Interface dataset entries:
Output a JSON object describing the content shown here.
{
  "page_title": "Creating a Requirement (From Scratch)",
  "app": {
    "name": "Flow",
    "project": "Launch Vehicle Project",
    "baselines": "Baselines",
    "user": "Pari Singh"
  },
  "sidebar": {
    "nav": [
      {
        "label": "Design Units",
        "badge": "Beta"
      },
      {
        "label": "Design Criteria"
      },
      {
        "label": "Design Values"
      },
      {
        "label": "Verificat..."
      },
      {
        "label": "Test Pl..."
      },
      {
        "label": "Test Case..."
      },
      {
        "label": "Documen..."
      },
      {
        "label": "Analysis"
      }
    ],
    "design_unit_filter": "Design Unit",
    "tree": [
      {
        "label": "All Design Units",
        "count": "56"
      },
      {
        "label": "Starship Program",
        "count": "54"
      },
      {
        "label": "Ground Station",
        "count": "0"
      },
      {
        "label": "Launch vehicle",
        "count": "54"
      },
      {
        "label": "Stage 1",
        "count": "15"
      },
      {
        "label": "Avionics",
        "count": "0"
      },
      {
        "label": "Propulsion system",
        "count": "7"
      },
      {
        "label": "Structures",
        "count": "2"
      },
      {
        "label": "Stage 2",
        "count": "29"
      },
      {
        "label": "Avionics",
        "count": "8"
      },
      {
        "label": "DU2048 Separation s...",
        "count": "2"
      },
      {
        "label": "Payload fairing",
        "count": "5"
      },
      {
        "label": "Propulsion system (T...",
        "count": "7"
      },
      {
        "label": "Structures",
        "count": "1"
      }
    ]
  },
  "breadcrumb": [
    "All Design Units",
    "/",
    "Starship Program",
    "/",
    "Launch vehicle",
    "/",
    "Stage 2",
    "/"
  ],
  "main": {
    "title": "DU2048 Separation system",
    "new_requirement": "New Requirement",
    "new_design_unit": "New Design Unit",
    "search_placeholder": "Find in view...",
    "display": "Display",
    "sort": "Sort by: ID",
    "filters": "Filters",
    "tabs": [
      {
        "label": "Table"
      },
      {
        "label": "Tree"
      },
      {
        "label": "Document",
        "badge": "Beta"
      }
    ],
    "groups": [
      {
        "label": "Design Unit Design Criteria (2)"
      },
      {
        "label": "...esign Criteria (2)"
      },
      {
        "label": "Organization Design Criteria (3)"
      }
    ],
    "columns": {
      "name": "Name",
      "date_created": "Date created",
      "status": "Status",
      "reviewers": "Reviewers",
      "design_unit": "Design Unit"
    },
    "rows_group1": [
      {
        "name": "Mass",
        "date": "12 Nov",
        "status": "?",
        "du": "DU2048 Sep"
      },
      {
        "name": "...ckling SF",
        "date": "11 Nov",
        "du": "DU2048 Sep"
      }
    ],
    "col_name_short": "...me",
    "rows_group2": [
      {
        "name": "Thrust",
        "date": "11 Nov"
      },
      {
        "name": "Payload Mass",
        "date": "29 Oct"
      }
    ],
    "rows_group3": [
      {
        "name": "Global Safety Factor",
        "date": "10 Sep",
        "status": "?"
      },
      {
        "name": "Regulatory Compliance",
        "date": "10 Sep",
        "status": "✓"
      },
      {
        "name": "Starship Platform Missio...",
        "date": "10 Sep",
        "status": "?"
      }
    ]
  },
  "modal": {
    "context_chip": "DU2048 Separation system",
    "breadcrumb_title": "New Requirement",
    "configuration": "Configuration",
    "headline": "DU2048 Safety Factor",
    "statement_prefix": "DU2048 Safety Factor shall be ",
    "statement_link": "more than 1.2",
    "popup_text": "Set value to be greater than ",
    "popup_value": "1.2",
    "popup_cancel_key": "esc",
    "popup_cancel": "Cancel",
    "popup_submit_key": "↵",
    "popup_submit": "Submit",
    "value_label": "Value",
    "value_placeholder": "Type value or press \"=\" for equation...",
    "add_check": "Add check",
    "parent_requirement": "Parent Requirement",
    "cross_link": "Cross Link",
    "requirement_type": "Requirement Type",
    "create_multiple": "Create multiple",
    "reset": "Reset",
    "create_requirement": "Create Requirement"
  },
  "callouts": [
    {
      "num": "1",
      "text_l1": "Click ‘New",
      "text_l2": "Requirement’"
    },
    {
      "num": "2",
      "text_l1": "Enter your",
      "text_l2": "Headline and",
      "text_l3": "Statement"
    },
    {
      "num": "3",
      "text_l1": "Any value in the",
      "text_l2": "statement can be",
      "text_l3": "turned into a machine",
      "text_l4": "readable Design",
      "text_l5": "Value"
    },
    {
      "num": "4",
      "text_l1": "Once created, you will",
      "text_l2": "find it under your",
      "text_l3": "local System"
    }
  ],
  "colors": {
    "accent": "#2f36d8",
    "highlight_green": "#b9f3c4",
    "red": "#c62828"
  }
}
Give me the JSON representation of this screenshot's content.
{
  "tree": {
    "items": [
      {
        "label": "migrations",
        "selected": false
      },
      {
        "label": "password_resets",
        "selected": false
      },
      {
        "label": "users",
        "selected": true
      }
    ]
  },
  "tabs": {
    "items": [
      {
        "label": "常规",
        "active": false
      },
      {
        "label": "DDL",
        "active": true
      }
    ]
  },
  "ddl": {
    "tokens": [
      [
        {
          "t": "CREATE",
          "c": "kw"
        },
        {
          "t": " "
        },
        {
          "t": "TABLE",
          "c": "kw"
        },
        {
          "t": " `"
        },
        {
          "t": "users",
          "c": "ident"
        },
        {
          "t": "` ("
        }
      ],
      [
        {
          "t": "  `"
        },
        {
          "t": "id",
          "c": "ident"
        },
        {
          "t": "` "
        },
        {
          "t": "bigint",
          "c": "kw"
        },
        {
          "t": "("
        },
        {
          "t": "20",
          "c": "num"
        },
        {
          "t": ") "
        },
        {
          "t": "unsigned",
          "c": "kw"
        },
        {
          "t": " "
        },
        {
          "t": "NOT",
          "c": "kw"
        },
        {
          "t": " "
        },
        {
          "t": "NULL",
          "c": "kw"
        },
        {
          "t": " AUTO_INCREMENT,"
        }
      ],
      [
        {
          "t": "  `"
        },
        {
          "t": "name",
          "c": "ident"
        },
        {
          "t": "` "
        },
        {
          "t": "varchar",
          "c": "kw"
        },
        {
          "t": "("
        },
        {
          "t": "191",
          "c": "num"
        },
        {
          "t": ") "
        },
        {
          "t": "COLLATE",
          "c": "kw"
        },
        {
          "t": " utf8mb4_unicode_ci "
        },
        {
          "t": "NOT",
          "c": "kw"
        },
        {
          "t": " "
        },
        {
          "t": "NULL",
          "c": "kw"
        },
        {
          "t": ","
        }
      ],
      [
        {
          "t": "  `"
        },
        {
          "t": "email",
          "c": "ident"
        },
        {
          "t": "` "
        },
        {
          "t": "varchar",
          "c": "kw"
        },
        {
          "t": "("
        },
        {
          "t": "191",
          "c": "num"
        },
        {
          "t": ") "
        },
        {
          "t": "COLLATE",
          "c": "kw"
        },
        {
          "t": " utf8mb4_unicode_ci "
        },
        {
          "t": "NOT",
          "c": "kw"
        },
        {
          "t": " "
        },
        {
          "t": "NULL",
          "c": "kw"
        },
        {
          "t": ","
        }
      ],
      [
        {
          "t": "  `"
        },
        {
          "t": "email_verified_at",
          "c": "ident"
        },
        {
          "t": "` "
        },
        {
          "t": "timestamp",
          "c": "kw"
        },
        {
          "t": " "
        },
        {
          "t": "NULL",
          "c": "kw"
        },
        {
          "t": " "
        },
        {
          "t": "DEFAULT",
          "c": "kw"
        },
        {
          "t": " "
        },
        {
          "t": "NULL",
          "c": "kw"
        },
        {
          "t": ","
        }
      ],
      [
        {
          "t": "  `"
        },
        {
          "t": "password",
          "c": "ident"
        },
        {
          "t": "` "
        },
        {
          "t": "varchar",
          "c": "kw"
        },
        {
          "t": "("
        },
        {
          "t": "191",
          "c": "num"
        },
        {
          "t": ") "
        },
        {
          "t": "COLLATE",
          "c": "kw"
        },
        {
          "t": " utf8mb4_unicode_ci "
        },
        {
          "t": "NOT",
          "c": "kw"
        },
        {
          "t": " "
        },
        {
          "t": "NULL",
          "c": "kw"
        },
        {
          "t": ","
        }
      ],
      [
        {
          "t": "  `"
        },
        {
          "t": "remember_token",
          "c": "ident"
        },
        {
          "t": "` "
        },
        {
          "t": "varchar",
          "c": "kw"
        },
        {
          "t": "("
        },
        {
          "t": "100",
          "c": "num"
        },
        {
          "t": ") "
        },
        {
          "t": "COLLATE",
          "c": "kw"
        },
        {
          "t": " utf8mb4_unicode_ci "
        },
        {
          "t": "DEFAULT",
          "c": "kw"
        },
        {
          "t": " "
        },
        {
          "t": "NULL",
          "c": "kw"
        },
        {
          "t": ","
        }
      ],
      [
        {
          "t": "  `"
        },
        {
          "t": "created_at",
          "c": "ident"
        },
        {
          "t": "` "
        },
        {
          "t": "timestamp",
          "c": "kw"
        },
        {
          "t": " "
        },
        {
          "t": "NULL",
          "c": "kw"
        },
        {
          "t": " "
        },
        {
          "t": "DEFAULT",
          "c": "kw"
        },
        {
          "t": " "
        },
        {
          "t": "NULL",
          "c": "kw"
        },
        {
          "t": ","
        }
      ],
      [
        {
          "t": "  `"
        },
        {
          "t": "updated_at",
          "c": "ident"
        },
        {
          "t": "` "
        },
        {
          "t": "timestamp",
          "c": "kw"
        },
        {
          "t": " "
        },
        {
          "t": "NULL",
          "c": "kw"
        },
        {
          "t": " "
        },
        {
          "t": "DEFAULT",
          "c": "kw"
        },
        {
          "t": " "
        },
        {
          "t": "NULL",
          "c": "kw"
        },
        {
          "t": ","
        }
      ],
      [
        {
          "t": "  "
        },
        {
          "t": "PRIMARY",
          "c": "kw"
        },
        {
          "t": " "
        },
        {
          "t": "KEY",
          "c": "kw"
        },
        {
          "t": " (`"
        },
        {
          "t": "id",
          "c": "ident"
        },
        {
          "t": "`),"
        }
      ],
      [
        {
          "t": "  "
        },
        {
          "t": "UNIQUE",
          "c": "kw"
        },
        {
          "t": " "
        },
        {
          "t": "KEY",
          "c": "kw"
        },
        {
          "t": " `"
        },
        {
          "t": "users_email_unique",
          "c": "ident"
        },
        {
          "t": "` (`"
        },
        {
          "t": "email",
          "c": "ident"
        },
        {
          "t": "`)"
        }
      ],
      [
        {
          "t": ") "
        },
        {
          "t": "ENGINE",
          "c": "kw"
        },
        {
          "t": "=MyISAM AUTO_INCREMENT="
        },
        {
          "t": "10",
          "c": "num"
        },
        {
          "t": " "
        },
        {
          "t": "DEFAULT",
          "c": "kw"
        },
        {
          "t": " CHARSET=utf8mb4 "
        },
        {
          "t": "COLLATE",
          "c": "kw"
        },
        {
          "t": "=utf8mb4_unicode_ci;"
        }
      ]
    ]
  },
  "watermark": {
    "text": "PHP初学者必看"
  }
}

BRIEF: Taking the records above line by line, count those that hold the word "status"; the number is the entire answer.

EXERCISE ANSWER: 5